The full Forsyth County sheriff’s debate can be viewed at facebook.com/forsythcountynews.
FORSYTH COUNTY — The two candidates for Forsyth County sheriff squared off before a capacity crowd Wednesday night in the county commission’s meeting room.
Though each camp likely will claim victory in the debate, it is safe to say no love was lost between incumbent Sheriff Duane Piper and challenger Ron Freeman.
The debate was the last in a series put on by the Forsyth County Republican Party that covered races for county commission and school board, as well as coroner, ahead of the May 24 GOP primary. As there are no Democrats running for sheriff, the winner will be decided next month.
B.J. Van Gundy, former chair of the Gwinnett County GOP and former vice chair of the Georgia GOP, moderated the debate.

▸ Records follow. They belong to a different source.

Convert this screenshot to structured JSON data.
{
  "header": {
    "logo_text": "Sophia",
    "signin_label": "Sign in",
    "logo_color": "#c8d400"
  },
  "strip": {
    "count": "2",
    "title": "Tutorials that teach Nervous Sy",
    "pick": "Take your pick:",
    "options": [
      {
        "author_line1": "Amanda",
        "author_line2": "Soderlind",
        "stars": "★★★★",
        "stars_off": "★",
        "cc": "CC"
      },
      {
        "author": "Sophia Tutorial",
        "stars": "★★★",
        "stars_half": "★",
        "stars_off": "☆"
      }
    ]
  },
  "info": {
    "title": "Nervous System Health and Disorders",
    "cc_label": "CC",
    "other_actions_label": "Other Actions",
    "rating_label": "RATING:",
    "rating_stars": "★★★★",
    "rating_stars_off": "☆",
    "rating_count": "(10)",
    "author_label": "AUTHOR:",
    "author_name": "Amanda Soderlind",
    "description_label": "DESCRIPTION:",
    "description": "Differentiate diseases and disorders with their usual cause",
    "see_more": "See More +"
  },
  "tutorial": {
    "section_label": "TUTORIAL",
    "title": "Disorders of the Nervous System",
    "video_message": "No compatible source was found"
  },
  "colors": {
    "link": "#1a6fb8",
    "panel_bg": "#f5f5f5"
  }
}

He asked questions that covered the sheriff’s budget, the local war on drugs, school safety and agency accreditation.
During his tenure, Piper said the agency has been successful in opening two new buildings, keeping the county among the safest in metro Atlanta and restructuring the office to cut the budget by $4.1 million in the first year.
He said his spending has been under budget every year compared to 2012, which was the last his predecessor, Ted Paxton, was in office. This year, Piper said he will be about dollar-for-dollar with 2012.
Freeman, who has lived in Forsyth most of his life and worked for the agency for more than 25 years until 2013, questioned Piper’s budget, saying he actually went over by $6 million.
He contended the money is still being spent but is listed in a different place in the county budget. To help reduce spending, Freeman said he would hire part-time deputies to cover security duties.
Piper maintained that Freeman’s plans to put a resource officer in every school instead of having them cover multiple campuses would be a huge cost increase.
The candidates also disagreed on their plan to fight drug trafficking and distribution.
Freeman said there are two narcotics officers on the active roster and that he would work with surrounding agencies to fight the problem of drugs coming in.
Piper countered that there are six narcotics officers in the agency and that he has implemented cross-training of deputies so they don’t just have one specialization.
Freeman responded by saying he would take deputies from “overinflated units” and move them to narcotics.
Another major source of dissention came from the agency dropping its national accreditation status from the Commission on Accreditation for Law Enforcement Agencies.
The commission is a private organization that awards levels of standards to law enforcement agencies throughout the country.
Piper maintained the decision was a voluntary one made with financial backing to help the budget.
The sheriff’s office is still accredited by the Georgia Association of Chiefs of Police, which he said is much less expensive and mirrors most of the standards of the national level.
“It’s one of the better financial decisions I’ve made since taking office,” Piper said.
Freeman countered by saying the pullout was not voluntary but that the agency had failed the standards and no longer has its “blue-ribbon seal of approval.”
“National accreditation is putting our walk with our talk,” Freeman said.
At the end of the hour-long debate, each candidate had the opportunity to ask the other a question.
Though Piper declined to do so, Freeman asked about his opponent’s 2012 campaign promises, about half of which Piper confirmed he upheld.
About the only issues on which the two agreed were for Second Amendment and conceal carry rights and against the declassification or legalization of marijuana.
Early voting begins May 2. Anyone county resident can vote in this race.